  14. Most business-grade laptops have 2 slots. One for WLAN, ie: WiFi cards, and a second one for WWAN like those 4G cards. So it depends upon the machine you're using. Remember that a SIM card slot has to be available as well.
  15. Of course, just like any other 4G device that you want to connect to a network.
  16. Basically its a M.2 or miniPCI-E card that, attached to appropriate antennas in the laptop, allows your computer to get onto 4G (and perhaps even 3G) networks. You will need a SIM card from an appropriate carrier. I personally use the Sierra Wireless modules, rather than Huawei. Don't know if there's any differences in performance. The best modules implement LTE-DC, for potentially 200mbit/sec bandwidth on a supported network. The WWAN cards are installed in a separate slot, so there's still space for a WLAN board such as the Killer that you describe.
  17. The giant mistake Microsoft made was keeping the Windows 95/98/ME kernel alive, instead of just transitioning everyone over to NT4 and beyond when they were able to do so early. I don't know if Ballmer was around when that was happening, but it seriously damaged Microsoft and its reputation. They had a Rockstar of a product in NT4, but they were still pushing that 95/98 crap.
  18. I wouldn't use a single HDD these days. Always RAID-1 (or RAID-10) HDDs. Which means you'd need a pair. HGST > *.
  19. I'd personally suggest getting one of the Latitudes, not the XPS, for school. The Latitude line are true business-class qualify notebooks. The XPS is more aimed at 'consumers', and accordingly, has a lower warranty period, less availability of parts, etc.
  20. If you're accustomed to a T61 and that quality of build, going to an Inspiron will be a real let-down. Look at the Dell and Lenovo outlets for a Latitude E-series or a Lenovo T-Series.

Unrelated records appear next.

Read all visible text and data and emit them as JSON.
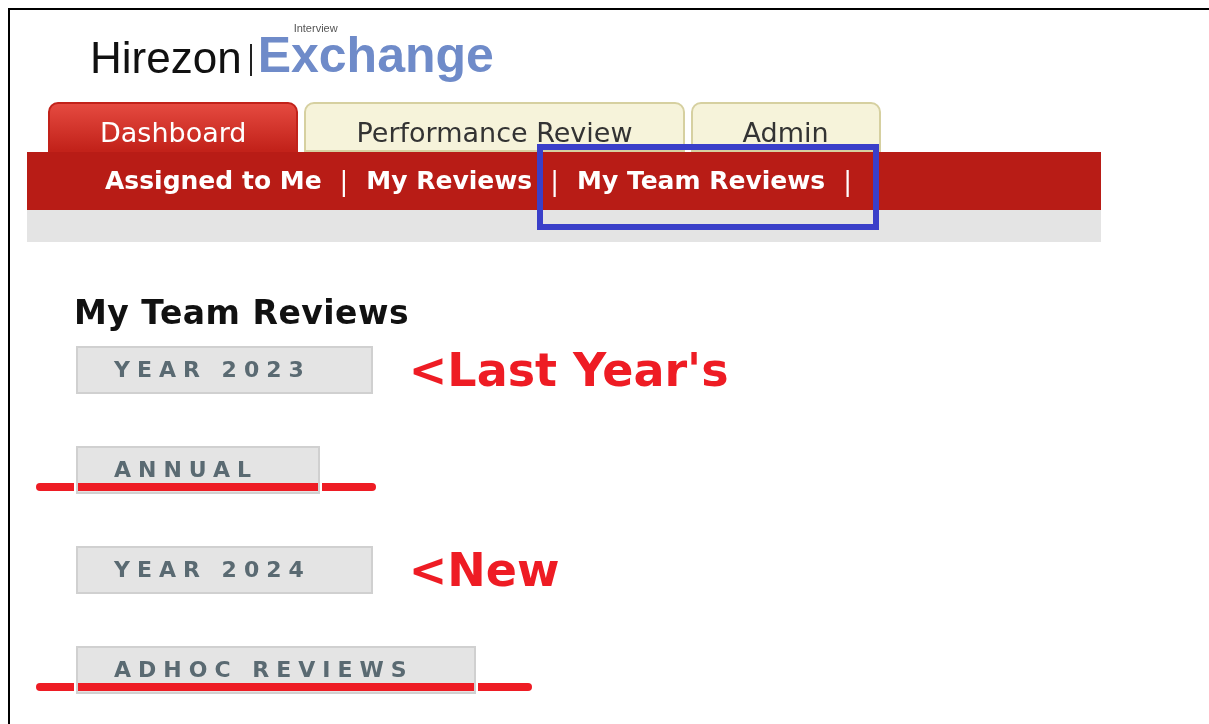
{
  "logo": {
    "brand": "Hirezon",
    "product_small": "Interview",
    "product": "Exchange"
  },
  "tabs": [
    {
      "label": "Dashboard",
      "selected": true
    },
    {
      "label": "Performance Review",
      "selected": false
    },
    {
      "label": "Admin",
      "selected": false
    }
  ],
  "subnav": [
    {
      "label": "Assigned to Me",
      "highlighted": false
    },
    {
      "label": "My Reviews",
      "highlighted": false
    },
    {
      "label": "My Team Reviews",
      "highlighted": true
    }
  ],
  "separator": "|",
  "heading": "My Team Reviews",
  "review_buttons": [
    {
      "label": "YEAR 2023",
      "struck": false,
      "note": "<Last Year's"
    },
    {
      "label": "ANNUAL",
      "struck": true
    },
    {
      "label": "YEAR 2024",
      "struck": false,
      "note": "<New"
    },
    {
      "label": "ADHOC REVIEWS",
      "struck": true
    }
  ]
}
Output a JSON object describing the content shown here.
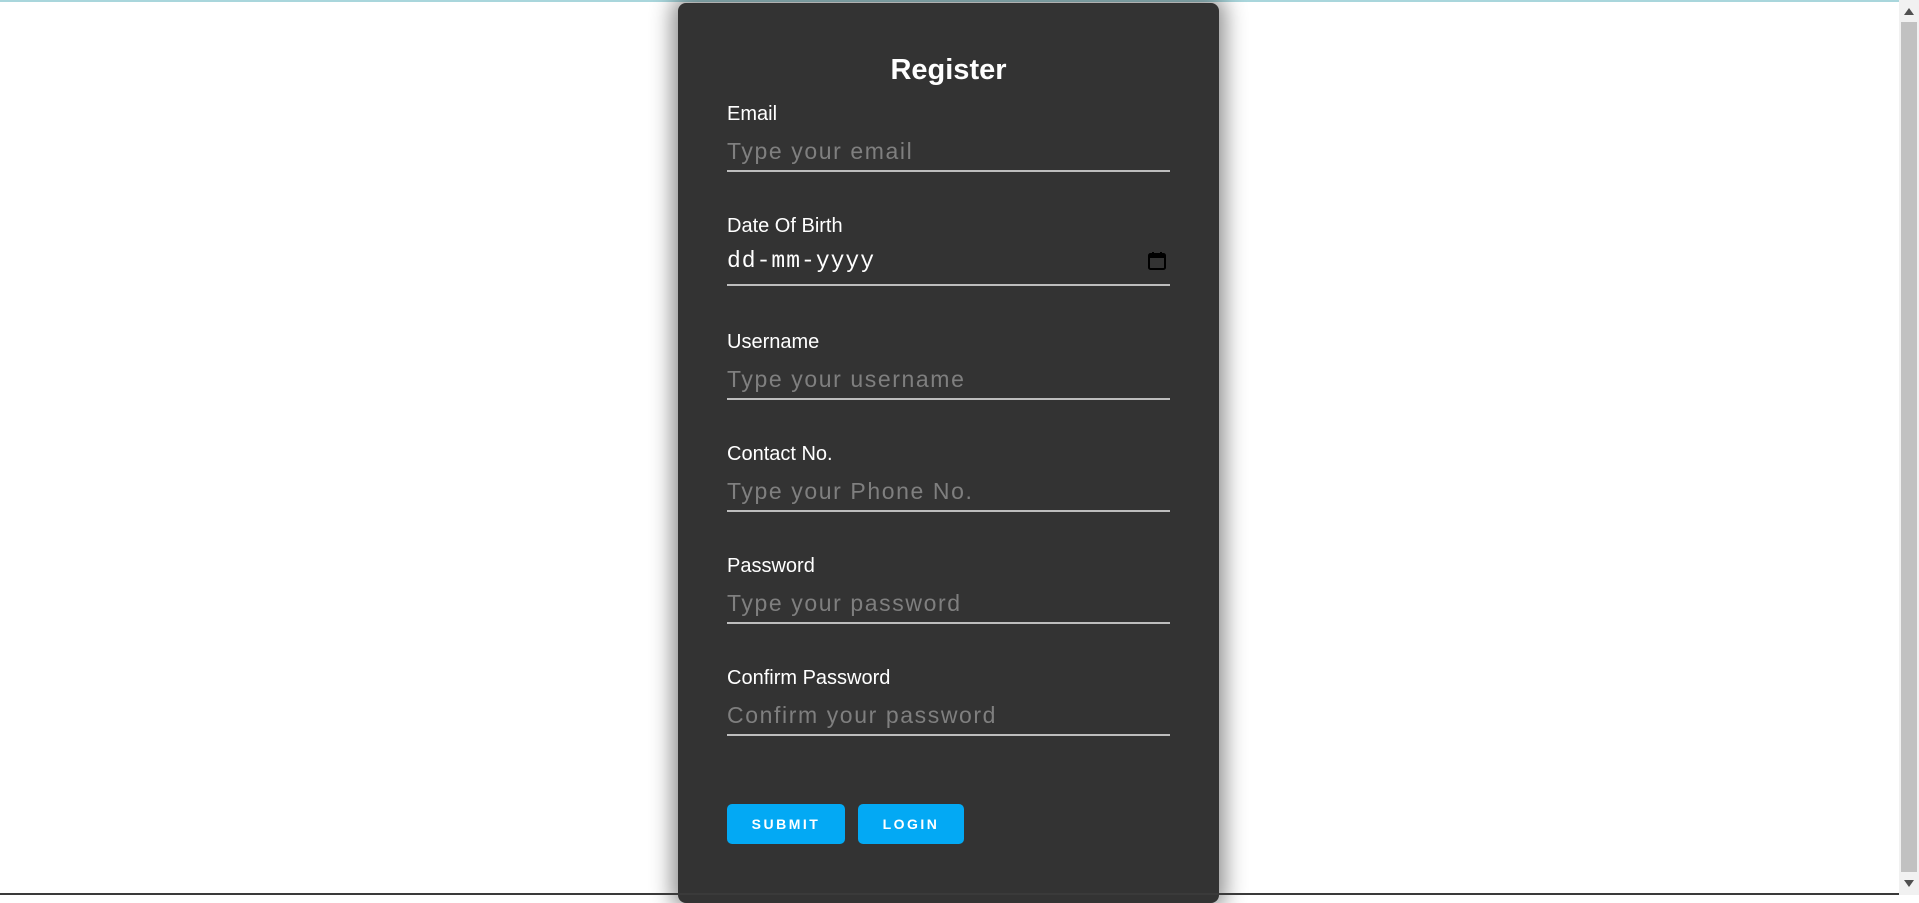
{
  "form": {
    "title": "Register",
    "fields": [
      {
        "label": "Email",
        "placeholder": "Type your email",
        "type": "email"
      },
      {
        "label": "Date Of Birth",
        "value": "dd-mm-yyyy",
        "type": "date"
      },
      {
        "label": "Username",
        "placeholder": "Type your username",
        "type": "text"
      },
      {
        "label": "Contact No.",
        "placeholder": "Type your Phone No.",
        "type": "tel"
      },
      {
        "label": "Password",
        "placeholder": "Type your password",
        "type": "password"
      },
      {
        "label": "Confirm Password",
        "placeholder": "Confirm your password",
        "type": "password"
      }
    ],
    "buttons": {
      "submit": "SUBMIT",
      "login": "LOGIN"
    }
  },
  "icons": {
    "date_picker": "calendar-icon",
    "scroll_up": "scroll-up-arrow-icon",
    "scroll_down": "scroll-down-arrow-icon"
  },
  "colors": {
    "card_background": "#333333",
    "button_accent": "#03a9f4",
    "placeholder_text": "#7f7f7f",
    "underline": "#bdbdbd"
  }
}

  21. A 1080ti basically will consume your entire budget, but probably wouldn't be worth plugging into your existing board. So it'll have to be something less than that. If we assume you need $200 for a brand new 1050Ti, assuming that's acceptable, then you're left with $500 to spend. Figure another $200 for cheap screens. So $300. For $300, probably your best bet would be to find a Haswell or Ivy Bridge machine off of eBay with an i5 or i7. I see a few examples for $300 or so w/128gb SSD, 8gb of RAM. Doubt you could come anywhere near that even assembling

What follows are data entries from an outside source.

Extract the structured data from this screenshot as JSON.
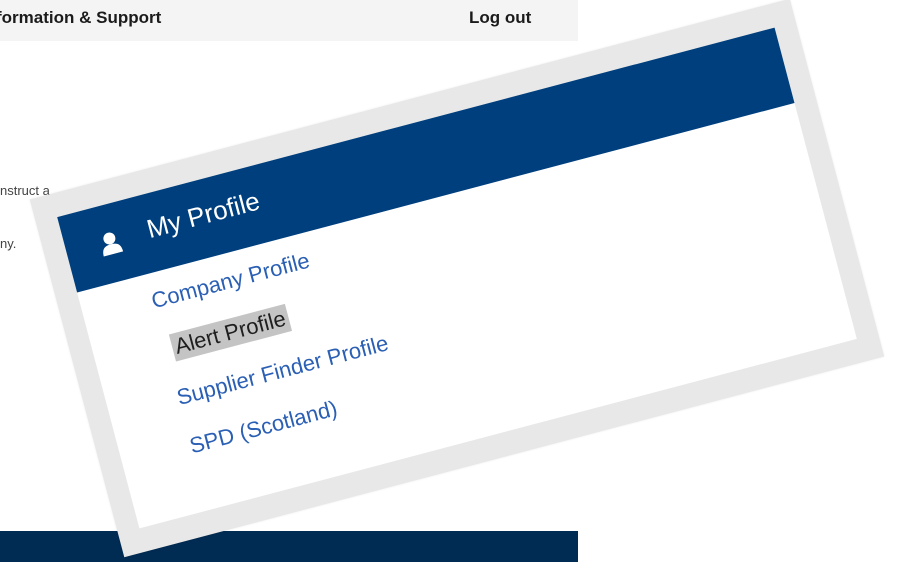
{
  "background_page": {
    "nav": {
      "info_support": "formation & Support",
      "logout": "Log out"
    },
    "text_fragments": [
      "nstruct a",
      "ny."
    ]
  },
  "profile_panel": {
    "title": "My Profile",
    "icon": "user-icon",
    "colors": {
      "header": "#003f7d",
      "link": "#2a5fb4",
      "active_highlight": "#c4c4c4",
      "footer": "#002b52"
    },
    "items": [
      {
        "label": "Company Profile",
        "active": false
      },
      {
        "label": "Alert Profile",
        "active": true
      },
      {
        "label": "Supplier Finder Profile",
        "active": false
      },
      {
        "label": "SPD (Scotland)",
        "active": false
      }
    ]
  }
}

  22. Enabling virtualization allows newer builds of Windows 10 to more effectively isolate processes, and hence, hypothetically increases the security and stability of the machine. Its not just about running VMs anymore. The newest Windows kernels use the features to provide memory protection to even ordinary uses running ordinary processes.
  23. I'm not specifically familiar with the Sonys, but I know with the Dells, when they are retrofitted with quad core CPU's, the higher spec power supplies (ie: 90W and higher) become mandatory and the firmware will throttle them to avoid power-supply-induced instability when use is attempted with a PSU that cannot be verified as having a high enough rating. So you'd probably want to research whether that's the case for specifically for the Sonys, and acquire a higher rated power supply adapter accordingly.

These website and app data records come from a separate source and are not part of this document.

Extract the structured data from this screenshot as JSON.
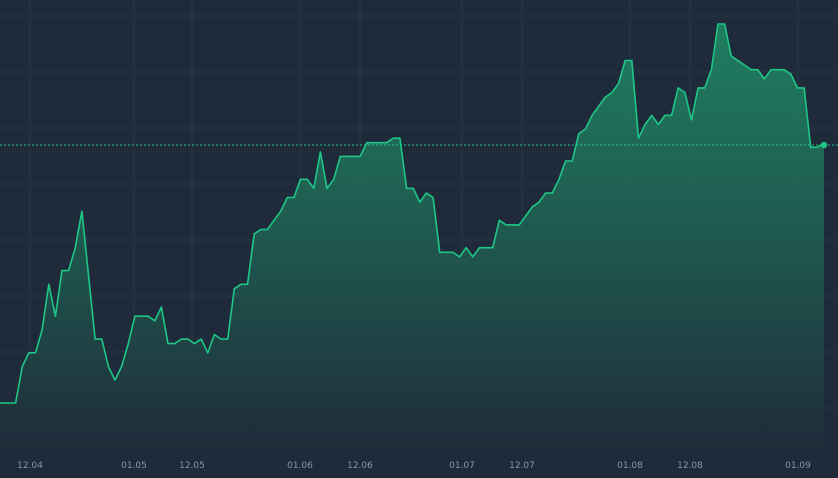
{
  "colors": {
    "background": "#1f2b3a",
    "grid": "#2a3747",
    "line": "#1fc787",
    "fill_top": "#1f8c66",
    "fill_bottom": "#1f2b3a",
    "tick_text": "#8b95a3"
  },
  "chart_data": {
    "type": "area",
    "title": "",
    "xlabel": "",
    "ylabel": "",
    "grid": true,
    "legend": "none",
    "x_ticks": [
      "12.04",
      "01.05",
      "12.05",
      "01.06",
      "12.06",
      "01.07",
      "12.07",
      "01.08",
      "12.08",
      "01.09"
    ],
    "ylim": [
      0,
      100
    ],
    "last_value": 73.5,
    "series": [
      {
        "values": [
          17,
          17,
          25,
          28,
          28,
          33,
          43,
          36,
          46,
          46,
          51,
          59,
          45,
          31,
          31,
          25,
          22,
          25,
          30,
          36,
          36,
          36,
          35,
          38,
          30,
          30,
          31,
          31,
          30,
          31,
          28,
          32,
          31,
          31,
          42,
          43,
          43,
          54,
          55,
          55,
          57,
          59,
          62,
          62,
          66,
          66,
          64,
          72,
          64,
          66,
          71,
          71,
          71,
          71,
          74,
          74,
          74,
          74,
          75,
          75,
          64,
          64,
          61,
          63,
          62,
          50,
          50,
          50,
          49,
          51,
          49,
          51,
          51,
          51,
          57,
          56,
          56,
          56,
          58,
          60,
          61,
          63,
          63,
          66,
          70,
          70,
          76,
          77,
          80,
          82,
          84,
          85,
          87,
          92,
          92,
          75,
          78,
          80,
          78,
          80,
          80,
          86,
          85,
          79,
          86,
          86,
          90,
          100,
          100,
          93,
          92,
          91,
          90,
          90,
          88,
          90,
          90,
          90,
          89,
          86,
          86,
          73,
          73,
          74
        ]
      }
    ]
  }
}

  24. HDD in a laptop? This isn't 2008 dude. SSD has pretty much been mandatory for years now. Hit up a site like Dellrefurbished, find a off-lease or open box business laptop. You might have to do with 8gb of RAM until the ridiculous prices come down to Earth. But you should be able to get something very nice for $500-$600. There's coupons on Twitter often for dellrefurbished. I wouldn't obsess over getting a true quad core or not, compared to, say, a hyperthreaded dual core. CPU power really isn't a big deal for a laptop -- energy efficiency is. If buying a Dell, do